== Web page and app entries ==
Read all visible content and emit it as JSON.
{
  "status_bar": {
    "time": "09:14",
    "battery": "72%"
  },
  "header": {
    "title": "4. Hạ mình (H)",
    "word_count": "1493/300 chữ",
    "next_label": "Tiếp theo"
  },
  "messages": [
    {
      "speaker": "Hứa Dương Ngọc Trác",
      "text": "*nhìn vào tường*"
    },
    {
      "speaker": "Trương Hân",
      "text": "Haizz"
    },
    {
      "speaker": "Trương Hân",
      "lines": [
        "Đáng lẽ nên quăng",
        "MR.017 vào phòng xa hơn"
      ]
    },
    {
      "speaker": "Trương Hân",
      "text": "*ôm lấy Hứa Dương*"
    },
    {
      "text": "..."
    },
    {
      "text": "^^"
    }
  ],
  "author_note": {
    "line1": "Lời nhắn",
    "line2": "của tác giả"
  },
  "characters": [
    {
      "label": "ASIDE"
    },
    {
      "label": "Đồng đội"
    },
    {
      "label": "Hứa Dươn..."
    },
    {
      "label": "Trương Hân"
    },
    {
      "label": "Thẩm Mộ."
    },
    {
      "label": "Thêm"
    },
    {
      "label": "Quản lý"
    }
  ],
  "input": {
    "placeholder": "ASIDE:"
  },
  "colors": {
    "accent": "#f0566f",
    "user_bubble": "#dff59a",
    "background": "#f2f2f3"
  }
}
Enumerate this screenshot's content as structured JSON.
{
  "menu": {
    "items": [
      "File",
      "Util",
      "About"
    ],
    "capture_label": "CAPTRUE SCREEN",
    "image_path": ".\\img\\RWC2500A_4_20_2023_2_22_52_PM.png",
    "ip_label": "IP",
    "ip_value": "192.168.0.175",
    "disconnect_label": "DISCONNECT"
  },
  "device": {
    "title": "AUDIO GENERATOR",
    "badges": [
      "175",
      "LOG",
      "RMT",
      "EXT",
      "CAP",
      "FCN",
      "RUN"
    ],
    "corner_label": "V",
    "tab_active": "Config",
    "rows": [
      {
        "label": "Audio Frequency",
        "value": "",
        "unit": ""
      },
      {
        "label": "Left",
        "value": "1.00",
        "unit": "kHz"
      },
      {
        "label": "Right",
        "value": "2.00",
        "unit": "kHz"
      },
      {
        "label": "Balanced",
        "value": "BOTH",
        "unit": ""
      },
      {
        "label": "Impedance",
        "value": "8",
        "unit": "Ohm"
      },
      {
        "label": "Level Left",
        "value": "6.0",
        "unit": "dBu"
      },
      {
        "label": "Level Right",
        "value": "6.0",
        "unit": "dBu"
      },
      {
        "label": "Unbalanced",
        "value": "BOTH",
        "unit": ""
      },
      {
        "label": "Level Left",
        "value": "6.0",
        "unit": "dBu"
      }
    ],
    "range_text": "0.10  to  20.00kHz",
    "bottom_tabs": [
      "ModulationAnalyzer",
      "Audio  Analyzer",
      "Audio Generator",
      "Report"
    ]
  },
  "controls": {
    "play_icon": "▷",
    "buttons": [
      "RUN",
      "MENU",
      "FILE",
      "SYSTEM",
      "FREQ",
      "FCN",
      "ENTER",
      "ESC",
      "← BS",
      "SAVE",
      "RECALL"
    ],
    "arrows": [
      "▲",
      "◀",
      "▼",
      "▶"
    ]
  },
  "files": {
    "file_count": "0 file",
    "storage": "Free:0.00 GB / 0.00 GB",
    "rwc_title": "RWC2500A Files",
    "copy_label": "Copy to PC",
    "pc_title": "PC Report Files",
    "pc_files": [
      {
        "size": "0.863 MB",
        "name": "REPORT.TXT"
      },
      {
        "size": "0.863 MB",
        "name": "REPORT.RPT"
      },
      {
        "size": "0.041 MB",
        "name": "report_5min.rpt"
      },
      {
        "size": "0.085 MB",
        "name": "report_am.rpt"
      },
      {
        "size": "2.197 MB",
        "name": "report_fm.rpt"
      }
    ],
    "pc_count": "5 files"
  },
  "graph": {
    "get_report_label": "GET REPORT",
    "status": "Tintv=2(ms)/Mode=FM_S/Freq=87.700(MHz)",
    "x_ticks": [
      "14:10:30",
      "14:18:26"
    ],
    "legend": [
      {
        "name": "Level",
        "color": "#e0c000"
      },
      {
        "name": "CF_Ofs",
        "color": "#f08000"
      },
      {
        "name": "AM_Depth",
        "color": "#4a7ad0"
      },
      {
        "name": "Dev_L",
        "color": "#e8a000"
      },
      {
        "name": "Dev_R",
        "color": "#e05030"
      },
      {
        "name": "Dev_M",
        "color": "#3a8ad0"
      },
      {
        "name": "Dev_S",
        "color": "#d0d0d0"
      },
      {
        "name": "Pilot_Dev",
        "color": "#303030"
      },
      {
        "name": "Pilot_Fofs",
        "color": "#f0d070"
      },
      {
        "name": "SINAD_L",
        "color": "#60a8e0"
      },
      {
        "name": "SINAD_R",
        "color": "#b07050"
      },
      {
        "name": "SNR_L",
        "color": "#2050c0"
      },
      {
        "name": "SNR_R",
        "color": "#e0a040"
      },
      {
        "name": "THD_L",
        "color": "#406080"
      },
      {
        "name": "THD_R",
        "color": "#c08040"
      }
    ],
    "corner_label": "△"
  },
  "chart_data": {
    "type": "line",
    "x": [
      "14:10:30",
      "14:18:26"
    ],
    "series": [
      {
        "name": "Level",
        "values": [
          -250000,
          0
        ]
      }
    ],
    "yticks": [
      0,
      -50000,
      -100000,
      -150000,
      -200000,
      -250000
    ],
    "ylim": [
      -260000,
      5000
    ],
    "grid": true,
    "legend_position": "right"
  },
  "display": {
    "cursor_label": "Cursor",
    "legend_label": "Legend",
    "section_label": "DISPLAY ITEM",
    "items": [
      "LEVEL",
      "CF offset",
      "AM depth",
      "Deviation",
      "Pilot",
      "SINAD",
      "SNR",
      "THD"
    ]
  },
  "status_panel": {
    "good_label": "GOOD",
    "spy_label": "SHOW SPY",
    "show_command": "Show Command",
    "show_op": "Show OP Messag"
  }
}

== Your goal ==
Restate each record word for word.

== Exercise answer ==
Read all visible content and emit it as JSON.
{
  "status_bar": {
    "time": "09:14",
    "battery": "72%"
  },
  "header": {
    "title": "4. Hạ mình (H)",
    "word_count": "1493/300 chữ",
    "next_label": "Tiếp theo"
  },
  "messages": [
    {
      "speaker": "Hứa Dương Ngọc Trác",
      "text": "*nhìn vào tường*"
    },
    {
      "speaker": "Trương Hân",
      "text": "Haizz"
    },
    {
      "speaker": "Trương Hân",
      "lines": [
        "Đáng lẽ nên quăng",
        "MR.017 vào phòng xa hơn"
      ]
    },
    {
      "speaker": "Trương Hân",
      "text": "*ôm lấy Hứa Dương*"
    },
    {
      "text": "..."
    },
    {
      "text": "^^"
    }
  ],
  "author_note": {
    "line1": "Lời nhắn",
    "line2": "của tác giả"
  },
  "characters": [
    {
      "label": "ASIDE"
    },
    {
      "label": "Đồng đội"
    },
    {
      "label": "Hứa Dươn..."
    },
    {
      "label": "Trương Hân"
    },
    {
      "label": "Thẩm Mộ."
    },
    {
      "label": "Thêm"
    },
    {
      "label": "Quản lý"
    }
  ],
  "input": {
    "placeholder": "ASIDE:"
  },
  "colors": {
    "accent": "#f0566f",
    "user_bubble": "#dff59a",
    "background": "#f2f2f3"
  }
}
Enumerate this screenshot's content as structured JSON.
{
  "menu": {
    "items": [
      "File",
      "Util",
      "About"
    ],
    "capture_label": "CAPTRUE SCREEN",
    "image_path": ".\\img\\RWC2500A_4_20_2023_2_22_52_PM.png",
    "ip_label": "IP",
    "ip_value": "192.168.0.175",
    "disconnect_label": "DISCONNECT"
  },
  "device": {
    "title": "AUDIO GENERATOR",
    "badges": [
      "175",
      "LOG",
      "RMT",
      "EXT",
      "CAP",
      "FCN",
      "RUN"
    ],
    "corner_label": "V",
    "tab_active": "Config",
    "rows": [
      {
        "label": "Audio Frequency",
        "value": "",
        "unit": ""
      },
      {
        "label": "Left",
        "value": "1.00",
        "unit": "kHz"
      },
      {
        "label": "Right",
        "value": "2.00",
        "unit": "kHz"
      },
      {
        "label": "Balanced",
        "value": "BOTH",
        "unit": ""
      },
      {
        "label": "Impedance",
        "value": "8",
        "unit": "Ohm"
      },
      {
        "label": "Level Left",
        "value": "6.0",
        "unit": "dBu"
      },
      {
        "label": "Level Right",
        "value": "6.0",
        "unit": "dBu"
      },
      {
        "label": "Unbalanced",
        "value": "BOTH",
        "unit": ""
      },
      {
        "label": "Level Left",
        "value": "6.0",
        "unit": "dBu"
      }
    ],
    "range_text": "0.10  to  20.00kHz",
    "bottom_tabs": [
      "ModulationAnalyzer",
      "Audio  Analyzer",
      "Audio Generator",
      "Report"
    ]
  },
  "controls": {
    "play_icon": "▷",
    "buttons": [
      "RUN",
      "MENU",
      "FILE",
      "SYSTEM",
      "FREQ",
      "FCN",
      "ENTER",
      "ESC",
      "← BS",
      "SAVE",
      "RECALL"
    ],
    "arrows": [
      "▲",
      "◀",
      "▼",
      "▶"
    ]
  },
  "files": {
    "file_count": "0 file",
    "storage": "Free:0.00 GB / 0.00 GB",
    "rwc_title": "RWC2500A Files",
    "copy_label": "Copy to PC",
    "pc_title": "PC Report Files",
    "pc_files": [
      {
        "size": "0.863 MB",
        "name": "REPORT.TXT"
      },
      {
        "size": "0.863 MB",
        "name": "REPORT.RPT"
      },
      {
        "size": "0.041 MB",
        "name": "report_5min.rpt"
      },
      {
        "size": "0.085 MB",
        "name": "report_am.rpt"
      },
      {
        "size": "2.197 MB",
        "name": "report_fm.rpt"
      }
    ],
    "pc_count": "5 files"
  },
  "graph": {
    "get_report_label": "GET REPORT",
    "status": "Tintv=2(ms)/Mode=FM_S/Freq=87.700(MHz)",
    "x_ticks": [
      "14:10:30",
      "14:18:26"
    ],
    "legend": [
      {
        "name": "Level",
        "color": "#e0c000"
      },
      {
        "name": "CF_Ofs",
        "color": "#f08000"
      },
      {
        "name": "AM_Depth",
        "color": "#4a7ad0"
      },
      {
        "name": "Dev_L",
        "color": "#e8a000"
      },
      {
        "name": "Dev_R",
        "color": "#e05030"
      },
      {
        "name": "Dev_M",
        "color": "#3a8ad0"
      },
      {
        "name": "Dev_S",
        "color": "#d0d0d0"
      },
      {
        "name": "Pilot_Dev",
        "color": "#303030"
      },
      {
        "name": "Pilot_Fofs",
        "color": "#f0d070"
      },
      {
        "name": "SINAD_L",
        "color": "#60a8e0"
      },
      {
        "name": "SINAD_R",
        "color": "#b07050"
      },
      {
        "name": "SNR_L",
        "color": "#2050c0"
      },
      {
        "name": "SNR_R",
        "color": "#e0a040"
      },
      {
        "name": "THD_L",
        "color": "#406080"
      },
      {
        "name": "THD_R",
        "color": "#c08040"
      }
    ],
    "corner_label": "△"
  },
  "chart_data": {
    "type": "line",
    "x": [
      "14:10:30",
      "14:18:26"
    ],
    "series": [
      {
        "name": "Level",
        "values": [
          -250000,
          0
        ]
      }
    ],
    "yticks": [
      0,
      -50000,
      -100000,
      -150000,
      -200000,
      -250000
    ],
    "ylim": [
      -260000,
      5000
    ],
    "grid": true,
    "legend_position": "right"
  },
  "display": {
    "cursor_label": "Cursor",
    "legend_label": "Legend",
    "section_label": "DISPLAY ITEM",
    "items": [
      "LEVEL",
      "CF offset",
      "AM depth",
      "Deviation",
      "Pilot",
      "SINAD",
      "SNR",
      "THD"
    ]
  },
  "status_panel": {
    "good_label": "GOOD",
    "spy_label": "SHOW SPY",
    "show_command": "Show Command",
    "show_op": "Show OP Messag"
  }
}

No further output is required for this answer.